───── RECORDS FOR THIS EXERCISE ─────

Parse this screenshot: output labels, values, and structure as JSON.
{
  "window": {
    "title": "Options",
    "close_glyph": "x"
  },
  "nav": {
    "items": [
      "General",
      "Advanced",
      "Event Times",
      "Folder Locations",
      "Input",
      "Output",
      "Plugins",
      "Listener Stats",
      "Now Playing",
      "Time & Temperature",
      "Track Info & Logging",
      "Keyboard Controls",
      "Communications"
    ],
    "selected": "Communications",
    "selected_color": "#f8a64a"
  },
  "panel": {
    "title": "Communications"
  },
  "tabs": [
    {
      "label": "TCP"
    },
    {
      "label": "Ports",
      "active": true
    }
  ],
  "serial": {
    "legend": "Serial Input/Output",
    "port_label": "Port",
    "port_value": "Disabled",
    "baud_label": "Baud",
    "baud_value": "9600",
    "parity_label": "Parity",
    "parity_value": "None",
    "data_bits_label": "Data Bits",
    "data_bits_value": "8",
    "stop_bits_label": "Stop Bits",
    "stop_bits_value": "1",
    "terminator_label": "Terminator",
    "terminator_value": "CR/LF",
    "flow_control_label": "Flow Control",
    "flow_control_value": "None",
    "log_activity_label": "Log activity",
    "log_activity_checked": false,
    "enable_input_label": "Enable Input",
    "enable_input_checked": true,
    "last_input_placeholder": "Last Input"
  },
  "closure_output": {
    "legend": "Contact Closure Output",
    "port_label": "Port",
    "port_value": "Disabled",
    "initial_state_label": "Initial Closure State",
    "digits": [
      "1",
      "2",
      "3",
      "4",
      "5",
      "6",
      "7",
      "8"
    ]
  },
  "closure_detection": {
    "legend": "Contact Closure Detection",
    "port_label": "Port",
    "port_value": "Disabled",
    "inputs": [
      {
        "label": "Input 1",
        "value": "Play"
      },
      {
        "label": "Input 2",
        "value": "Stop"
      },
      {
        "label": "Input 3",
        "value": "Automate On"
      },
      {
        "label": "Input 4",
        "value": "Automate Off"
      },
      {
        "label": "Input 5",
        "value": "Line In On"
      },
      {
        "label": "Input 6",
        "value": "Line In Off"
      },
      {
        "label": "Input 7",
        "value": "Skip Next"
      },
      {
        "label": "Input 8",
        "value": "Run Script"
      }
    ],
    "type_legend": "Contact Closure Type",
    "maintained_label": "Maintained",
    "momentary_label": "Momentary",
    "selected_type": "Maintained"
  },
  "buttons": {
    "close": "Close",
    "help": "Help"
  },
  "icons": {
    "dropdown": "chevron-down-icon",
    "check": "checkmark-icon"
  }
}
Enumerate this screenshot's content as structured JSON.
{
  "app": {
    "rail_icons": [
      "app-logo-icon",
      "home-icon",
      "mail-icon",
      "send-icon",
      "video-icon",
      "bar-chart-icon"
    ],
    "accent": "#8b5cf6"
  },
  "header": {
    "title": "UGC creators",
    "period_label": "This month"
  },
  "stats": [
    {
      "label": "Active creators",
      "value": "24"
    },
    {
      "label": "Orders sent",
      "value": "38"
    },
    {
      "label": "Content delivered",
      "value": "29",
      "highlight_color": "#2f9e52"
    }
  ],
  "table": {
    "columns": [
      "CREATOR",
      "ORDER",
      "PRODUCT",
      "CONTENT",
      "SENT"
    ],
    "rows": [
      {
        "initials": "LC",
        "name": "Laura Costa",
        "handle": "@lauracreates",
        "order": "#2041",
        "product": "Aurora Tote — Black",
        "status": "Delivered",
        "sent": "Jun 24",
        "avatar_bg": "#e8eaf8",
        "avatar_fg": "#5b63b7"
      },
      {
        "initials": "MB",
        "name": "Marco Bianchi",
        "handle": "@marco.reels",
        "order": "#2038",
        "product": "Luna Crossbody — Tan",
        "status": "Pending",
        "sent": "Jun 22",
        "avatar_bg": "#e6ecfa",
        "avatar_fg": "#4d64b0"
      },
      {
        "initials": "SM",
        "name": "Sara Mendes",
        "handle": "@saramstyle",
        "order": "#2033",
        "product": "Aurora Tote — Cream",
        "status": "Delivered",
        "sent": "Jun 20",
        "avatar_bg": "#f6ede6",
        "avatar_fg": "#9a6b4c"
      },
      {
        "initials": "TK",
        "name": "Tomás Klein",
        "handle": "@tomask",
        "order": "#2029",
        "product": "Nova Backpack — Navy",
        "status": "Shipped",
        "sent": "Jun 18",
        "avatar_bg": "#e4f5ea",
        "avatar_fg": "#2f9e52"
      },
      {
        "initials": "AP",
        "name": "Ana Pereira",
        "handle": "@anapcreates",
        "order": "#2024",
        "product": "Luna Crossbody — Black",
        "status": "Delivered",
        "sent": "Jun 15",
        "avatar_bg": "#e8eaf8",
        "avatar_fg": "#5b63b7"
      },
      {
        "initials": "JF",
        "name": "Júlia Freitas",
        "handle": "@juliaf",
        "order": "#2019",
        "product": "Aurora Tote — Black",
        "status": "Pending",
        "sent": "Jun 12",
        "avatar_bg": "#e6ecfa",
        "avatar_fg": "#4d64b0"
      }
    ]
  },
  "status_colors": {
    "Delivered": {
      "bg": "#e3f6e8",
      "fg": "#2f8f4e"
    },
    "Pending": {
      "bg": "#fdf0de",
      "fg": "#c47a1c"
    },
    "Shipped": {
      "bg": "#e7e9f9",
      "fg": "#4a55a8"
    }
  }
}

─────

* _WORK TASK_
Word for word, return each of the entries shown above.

* _WORKED SOLUTION_
Parse this screenshot: output labels, values, and structure as JSON.
{
  "window": {
    "title": "Options",
    "close_glyph": "x"
  },
  "nav": {
    "items": [
      "General",
      "Advanced",
      "Event Times",
      "Folder Locations",
      "Input",
      "Output",
      "Plugins",
      "Listener Stats",
      "Now Playing",
      "Time & Temperature",
      "Track Info & Logging",
      "Keyboard Controls",
      "Communications"
    ],
    "selected": "Communications",
    "selected_color": "#f8a64a"
  },
  "panel": {
    "title": "Communications"
  },
  "tabs": [
    {
      "label": "TCP"
    },
    {
      "label": "Ports",
      "active": true
    }
  ],
  "serial": {
    "legend": "Serial Input/Output",
    "port_label": "Port",
    "port_value": "Disabled",
    "baud_label": "Baud",
    "baud_value": "9600",
    "parity_label": "Parity",
    "parity_value": "None",
    "data_bits_label": "Data Bits",
    "data_bits_value": "8",
    "stop_bits_label": "Stop Bits",
    "stop_bits_value": "1",
    "terminator_label": "Terminator",
    "terminator_value": "CR/LF",
    "flow_control_label": "Flow Control",
    "flow_control_value": "None",
    "log_activity_label": "Log activity",
    "log_activity_checked": false,
    "enable_input_label": "Enable Input",
    "enable_input_checked": true,
    "last_input_placeholder": "Last Input"
  },
  "closure_output": {
    "legend": "Contact Closure Output",
    "port_label": "Port",
    "port_value": "Disabled",
    "initial_state_label": "Initial Closure State",
    "digits": [
      "1",
      "2",
      "3",
      "4",
      "5",
      "6",
      "7",
      "8"
    ]
  },
  "closure_detection": {
    "legend": "Contact Closure Detection",
    "port_label": "Port",
    "port_value": "Disabled",
    "inputs": [
      {
        "label": "Input 1",
        "value": "Play"
      },
      {
        "label": "Input 2",
        "value": "Stop"
      },
      {
        "label": "Input 3",
        "value": "Automate On"
      },
      {
        "label": "Input 4",
        "value": "Automate Off"
      },
      {
        "label": "Input 5",
        "value": "Line In On"
      },
      {
        "label": "Input 6",
        "value": "Line In Off"
      },
      {
        "label": "Input 7",
        "value": "Skip Next"
      },
      {
        "label": "Input 8",
        "value": "Run Script"
      }
    ],
    "type_legend": "Contact Closure Type",
    "maintained_label": "Maintained",
    "momentary_label": "Momentary",
    "selected_type": "Maintained"
  },
  "buttons": {
    "close": "Close",
    "help": "Help"
  },
  "icons": {
    "dropdown": "chevron-down-icon",
    "check": "checkmark-icon"
  }
}
Enumerate this screenshot's content as structured JSON.
{
  "app": {
    "rail_icons": [
      "app-logo-icon",
      "home-icon",
      "mail-icon",
      "send-icon",
      "video-icon",
      "bar-chart-icon"
    ],
    "accent": "#8b5cf6"
  },
  "header": {
    "title": "UGC creators",
    "period_label": "This month"
  },
  "stats": [
    {
      "label": "Active creators",
      "value": "24"
    },
    {
      "label": "Orders sent",
      "value": "38"
    },
    {
      "label": "Content delivered",
      "value": "29",
      "highlight_color": "#2f9e52"
    }
  ],
  "table": {
    "columns": [
      "CREATOR",
      "ORDER",
      "PRODUCT",
      "CONTENT",
      "SENT"
    ],
    "rows": [
      {
        "initials": "LC",
        "name": "Laura Costa",
        "handle": "@lauracreates",
        "order": "#2041",
        "product": "Aurora Tote — Black",
        "status": "Delivered",
        "sent": "Jun 24",
        "avatar_bg": "#e8eaf8",
        "avatar_fg": "#5b63b7"
      },
      {
        "initials": "MB",
        "name": "Marco Bianchi",
        "handle": "@marco.reels",
        "order": "#2038",
        "product": "Luna Crossbody — Tan",
        "status": "Pending",
        "sent": "Jun 22",
        "avatar_bg": "#e6ecfa",
        "avatar_fg": "#4d64b0"
      },
      {
        "initials": "SM",
        "name": "Sara Mendes",
        "handle": "@saramstyle",
        "order": "#2033",
        "product": "Aurora Tote — Cream",
        "status": "Delivered",
        "sent": "Jun 20",
        "avatar_bg": "#f6ede6",
        "avatar_fg": "#9a6b4c"
      },
      {
        "initials": "TK",
        "name": "Tomás Klein",
        "handle": "@tomask",
        "order": "#2029",
        "product": "Nova Backpack — Navy",
        "status": "Shipped",
        "sent": "Jun 18",
        "avatar_bg": "#e4f5ea",
        "avatar_fg": "#2f9e52"
      },
      {
        "initials": "AP",
        "name": "Ana Pereira",
        "handle": "@anapcreates",
        "order": "#2024",
        "product": "Luna Crossbody — Black",
        "status": "Delivered",
        "sent": "Jun 15",
        "avatar_bg": "#e8eaf8",
        "avatar_fg": "#5b63b7"
      },
      {
        "initials": "JF",
        "name": "Júlia Freitas",
        "handle": "@juliaf",
        "order": "#2019",
        "product": "Aurora Tote — Black",
        "status": "Pending",
        "sent": "Jun 12",
        "avatar_bg": "#e6ecfa",
        "avatar_fg": "#4d64b0"
      }
    ]
  },
  "status_colors": {
    "Delivered": {
      "bg": "#e3f6e8",
      "fg": "#2f8f4e"
    },
    "Pending": {
      "bg": "#fdf0de",
      "fg": "#c47a1c"
    },
    "Shipped": {
      "bg": "#e7e9f9",
      "fg": "#4a55a8"
    }
  }
}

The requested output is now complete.